This works well with fyrinnae’s loose eyeshadows, and other mineral makeup pigments. However, it works well with ANY shadows, if you are prepared to pack the color in FAST, and touch up the blending after that has taken some of the stick out. If it dries before you’re done, and you need MORE stick, just pat a slightly damp brush over it to restore more tackiness, and resume your application.
For comparison, this is Fyrinnae Parental Advisory and Kitten in Heels blended over Urban Decay Primer Potion(#1) and PROPERLY applied over Pixie Epoxy(#4). You can see how much more of fyrinnae’s fragile sparkles and complex finish is maintained over Epoxy.
Here’s a quick summary of the problems I’ve encountered, and how to fix them.
I applied Epoxy to my lid, but when I applied eyeshadow over top, it smeared around weirdly, and my brush is sticky and gummy.(see picture #2)
That is what happens when you apply too much Epoxy to the lid. Best bet is to wipe it off with a clean cotton swab or rag, and start from scratch. If you have only applied a little shadow before realizing the problem, you should be able to easily remove the shadow, and blend the Epoxy on the rest of the lid in to cover the area, for a normal, thinner coat. Then you can reapply right away.
I applied Epoxy to my lid, and swiped shadow over top, but it looks streaky and won’t blend.(picture #2)
Well, first off, Did you wait before applying. Epoxy feels EXACTLY like Vaseline on the lid for the first 30 seconds. Then, it sets, and gets sticky, rather than goupy. It’ll still be sticky, but it’ll be easier to blend shadow over once that happens. Also—Epoxy absorbs more shadow so patting eyeshadow into place is often more effective for getting enough pigment to provide an even coat. I recommend using patting motions for the first coat particularly. The second coat, patting will still help keep it opaque, but once the majority of the product has been set with eyeshadow, you can use a few sweeps to blend. Usually it’s one of those two culprits—not waiting to apply, or not applying enough shadow.
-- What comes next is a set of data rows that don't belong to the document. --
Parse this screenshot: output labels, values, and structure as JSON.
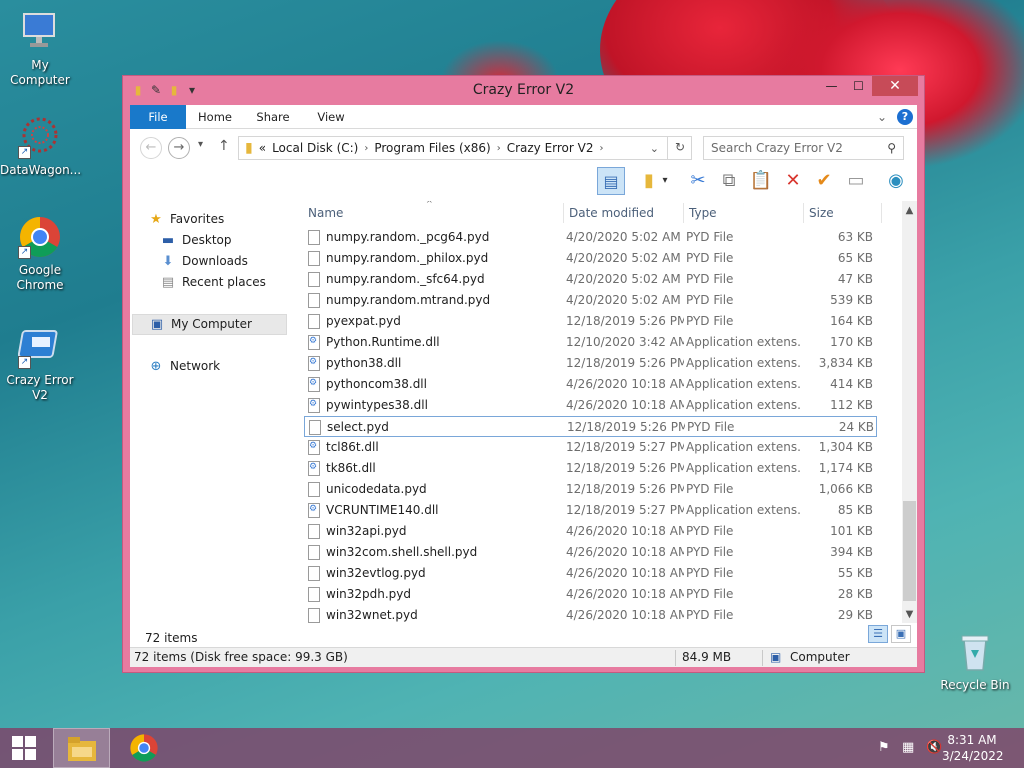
{
  "desktop": {
    "icons": [
      {
        "label": "My Computer"
      },
      {
        "label": "DataWagon..."
      },
      {
        "label": "Google Chrome"
      },
      {
        "label": "Crazy Error V2"
      },
      {
        "label": "Recycle Bin"
      }
    ]
  },
  "window": {
    "title": "Crazy Error V2",
    "tabs": {
      "file": "File",
      "home": "Home",
      "share": "Share",
      "view": "View"
    },
    "address": {
      "parts": [
        "Local Disk (C:)",
        "Program Files (x86)",
        "Crazy Error V2"
      ],
      "overflow": "«"
    },
    "search": {
      "placeholder": "Search Crazy Error V2"
    },
    "nav": {
      "favorites": "Favorites",
      "desktop": "Desktop",
      "downloads": "Downloads",
      "recent": "Recent places",
      "computer": "My Computer",
      "network": "Network"
    },
    "columns": {
      "name": "Name",
      "date": "Date modified",
      "type": "Type",
      "size": "Size"
    },
    "files": [
      {
        "name": "numpy.random._pcg64.pyd",
        "date": "4/20/2020 5:02 AM",
        "type": "PYD File",
        "size": "63 KB",
        "kind": "pyd"
      },
      {
        "name": "numpy.random._philox.pyd",
        "date": "4/20/2020 5:02 AM",
        "type": "PYD File",
        "size": "65 KB",
        "kind": "pyd"
      },
      {
        "name": "numpy.random._sfc64.pyd",
        "date": "4/20/2020 5:02 AM",
        "type": "PYD File",
        "size": "47 KB",
        "kind": "pyd"
      },
      {
        "name": "numpy.random.mtrand.pyd",
        "date": "4/20/2020 5:02 AM",
        "type": "PYD File",
        "size": "539 KB",
        "kind": "pyd"
      },
      {
        "name": "pyexpat.pyd",
        "date": "12/18/2019 5:26 PM",
        "type": "PYD File",
        "size": "164 KB",
        "kind": "pyd"
      },
      {
        "name": "Python.Runtime.dll",
        "date": "12/10/2020 3:42 AM",
        "type": "Application extens...",
        "size": "170 KB",
        "kind": "dll"
      },
      {
        "name": "python38.dll",
        "date": "12/18/2019 5:26 PM",
        "type": "Application extens...",
        "size": "3,834 KB",
        "kind": "dll"
      },
      {
        "name": "pythoncom38.dll",
        "date": "4/26/2020 10:18 AM",
        "type": "Application extens...",
        "size": "414 KB",
        "kind": "dll"
      },
      {
        "name": "pywintypes38.dll",
        "date": "4/26/2020 10:18 AM",
        "type": "Application extens...",
        "size": "112 KB",
        "kind": "dll"
      },
      {
        "name": "select.pyd",
        "date": "12/18/2019 5:26 PM",
        "type": "PYD File",
        "size": "24 KB",
        "kind": "pyd"
      },
      {
        "name": "tcl86t.dll",
        "date": "12/18/2019 5:27 PM",
        "type": "Application extens...",
        "size": "1,304 KB",
        "kind": "dll"
      },
      {
        "name": "tk86t.dll",
        "date": "12/18/2019 5:26 PM",
        "type": "Application extens...",
        "size": "1,174 KB",
        "kind": "dll"
      },
      {
        "name": "unicodedata.pyd",
        "date": "12/18/2019 5:26 PM",
        "type": "PYD File",
        "size": "1,066 KB",
        "kind": "pyd"
      },
      {
        "name": "VCRUNTIME140.dll",
        "date": "12/18/2019 5:27 PM",
        "type": "Application extens...",
        "size": "85 KB",
        "kind": "dll"
      },
      {
        "name": "win32api.pyd",
        "date": "4/26/2020 10:18 AM",
        "type": "PYD File",
        "size": "101 KB",
        "kind": "pyd"
      },
      {
        "name": "win32com.shell.shell.pyd",
        "date": "4/26/2020 10:18 AM",
        "type": "PYD File",
        "size": "394 KB",
        "kind": "pyd"
      },
      {
        "name": "win32evtlog.pyd",
        "date": "4/26/2020 10:18 AM",
        "type": "PYD File",
        "size": "55 KB",
        "kind": "pyd"
      },
      {
        "name": "win32pdh.pyd",
        "date": "4/26/2020 10:18 AM",
        "type": "PYD File",
        "size": "28 KB",
        "kind": "pyd"
      },
      {
        "name": "win32wnet.pyd",
        "date": "4/26/2020 10:18 AM",
        "type": "PYD File",
        "size": "29 KB",
        "kind": "pyd"
      }
    ],
    "selected_file": "select.pyd",
    "item_count": "72 items",
    "status": {
      "left": "72 items (Disk free space: 99.3 GB)",
      "size": "84.9 MB",
      "location": "Computer"
    }
  },
  "taskbar": {
    "clock_time": "8:31 AM",
    "clock_date": "3/24/2022"
  },
  "colors": {
    "window_frame": "#e77ba0",
    "file_tab": "#1979ca",
    "close_button": "#c74b58"
  }
}
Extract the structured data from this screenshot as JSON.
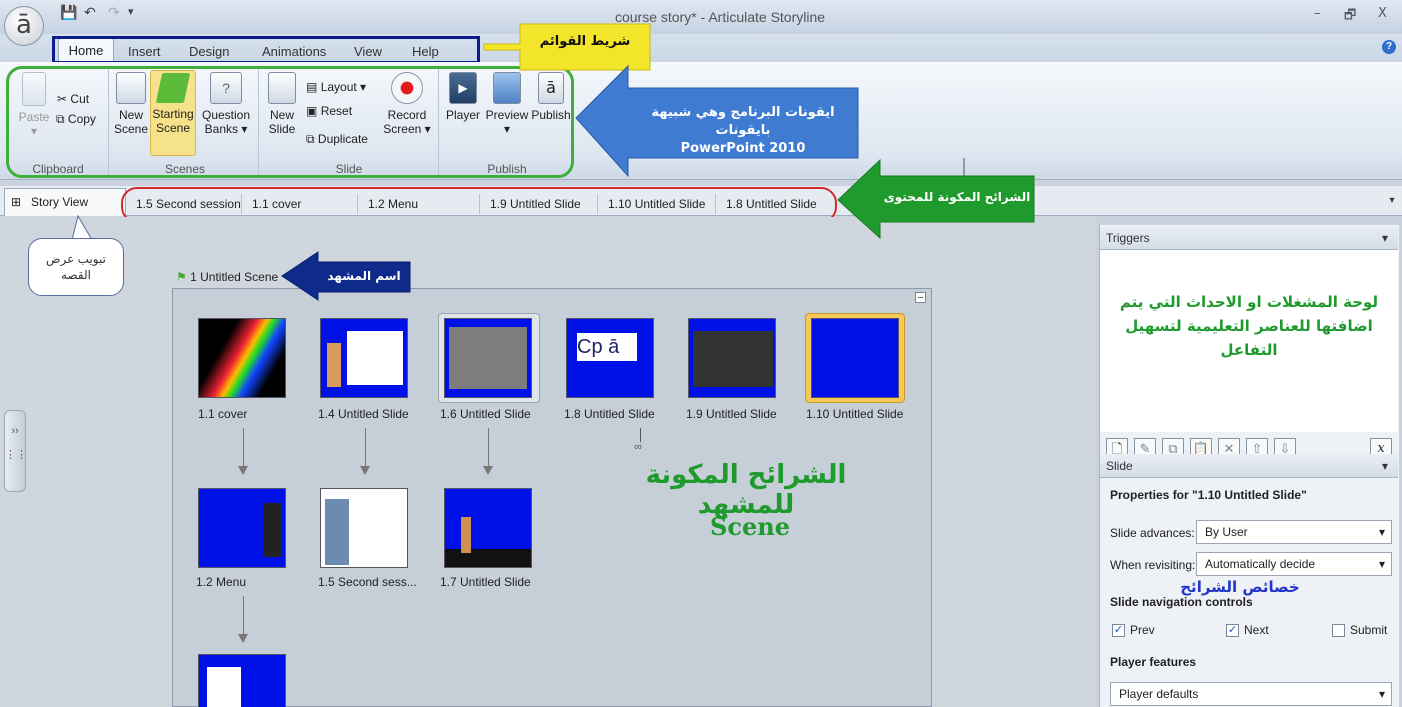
{
  "window": {
    "title": "course story* - Articulate Storyline",
    "minimize": "–",
    "restore": "🗗",
    "close": "X"
  },
  "menu": {
    "tabs": [
      "Home",
      "Insert",
      "Design",
      "Animations",
      "View",
      "Help"
    ]
  },
  "ribbon": {
    "clipboard": {
      "paste": "Paste",
      "cut": "Cut",
      "copy": "Copy",
      "label": "Clipboard"
    },
    "scenes": {
      "new_scene": [
        "New",
        "Scene"
      ],
      "starting_scene": [
        "Starting",
        "Scene"
      ],
      "question_banks": [
        "Question",
        "Banks"
      ],
      "label": "Scenes"
    },
    "slide": {
      "new_slide": [
        "New",
        "Slide"
      ],
      "layout": "Layout",
      "reset": "Reset",
      "duplicate": "Duplicate",
      "record_screen": [
        "Record",
        "Screen"
      ],
      "label": "Slide"
    },
    "publish": {
      "player": "Player",
      "preview": "Preview",
      "publish": "Publish",
      "label": "Publish"
    }
  },
  "slide_tabs": {
    "story_view": "Story View",
    "tabs": [
      "1.5 Second session",
      "1.1 cover",
      "1.2 Menu",
      "1.9 Untitled Slide",
      "1.10 Untitled Slide",
      "1.8 Untitled Slide"
    ]
  },
  "scene": {
    "title": "1 Untitled Scene",
    "slides_row1": [
      "1.1 cover",
      "1.4 Untitled Slide",
      "1.6 Untitled Slide",
      "1.8 Untitled Slide",
      "1.9 Untitled Slide",
      "1.10 Untitled Slide"
    ],
    "slides_row2": [
      "1.2 Menu",
      "1.5 Second sess...",
      "1.7 Untitled Slide"
    ]
  },
  "triggers_panel": {
    "title": "Triggers",
    "buttons": [
      "new-trigger",
      "edit",
      "copy",
      "paste",
      "delete",
      "move-up",
      "move-down"
    ],
    "variables_button": "x"
  },
  "slide_panel": {
    "title": "Slide",
    "properties_for": "Properties for \"1.10 Untitled Slide\"",
    "slide_advances_label": "Slide advances:",
    "slide_advances_value": "By User",
    "when_revisiting_label": "When revisiting:",
    "when_revisiting_value": "Automatically decide",
    "nav_controls_label": "Slide navigation controls",
    "prev": "Prev",
    "next": "Next",
    "submit": "Submit",
    "prev_checked": true,
    "next_checked": true,
    "submit_checked": false,
    "player_features_label": "Player features",
    "player_defaults": "Player defaults"
  },
  "annotations": {
    "menu_bar": "شريط القوائم",
    "icons": [
      "ايقونات البرنامج وهي شبيهة بايقونات",
      "PowerPoint 2010"
    ],
    "content_slides": "الشرائح المكونة للمحتوى",
    "story_view_tab": [
      "تبويب عرض",
      "القصه"
    ],
    "scene_name": "اسم المشهد",
    "triggers_desc": [
      "لوحة المشغلات او الاحداث التي يتم",
      "اضافتها للعناصر التعليمية لتسهيل",
      "التفاعل"
    ],
    "scene_slides": "الشرائح المكونة للمشهد",
    "scene_word": "Scene",
    "slide_props": "خصائص الشرائح"
  },
  "colors": {
    "slide_blue": "#0011e8",
    "annotation_green": "#1f9a2d",
    "annotation_blue": "#3e7bd1",
    "annotation_navy": "#0e2a8a",
    "annotation_yellow": "#f2e52a"
  }
}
Ummmmm, it doesn’t look like it’s doing anything. I still can’t see my shimmers, and now my blending looks muddy too!(picture #3)
Poor Epoxy! You waited so long to apply your eyeshadow, it dried up of longing! Not to worry! This is one of the easier fixes, and you can even revive it without dislodging the shadow you applied! Just pat a damp brush or cotton swab(SLIGHTLY damp, mind you) over top and resume your application. Isn’t that better? Just make sure you PAT or it will smear!
Well, it looked pretty for the first hour, but not it’s settled into my crease.
Did you apply primer underneath Epoxy?
If the answer is no, that’s your problem right there! Epoxy is NOT a primer on its own. Just make sure you use a base next time and that should help!
If the answer is yes, we have a few options.
Did you clean your face before beginning application? If you have Oily lids, that oil can prevent the primer and epoxy from setting properly. Just make sure to wash your face, or wipe it down with toner, before applying.
Did you apply too much Epoxy? If so, see question #1.. That CAN still cause creasing though, even if you don’t notice it being obviously too slippery during the actual application.
How many layers of shadow did you apply over Epoxy? Epoxy may not set as nicely if you have applied thinner layers, or used only one coat of pigment. Try patting eyeshadow on, rather than swiping, to get a more generous amount of pigment to set the epoxy.
Now onward! To hours of amazing glitter!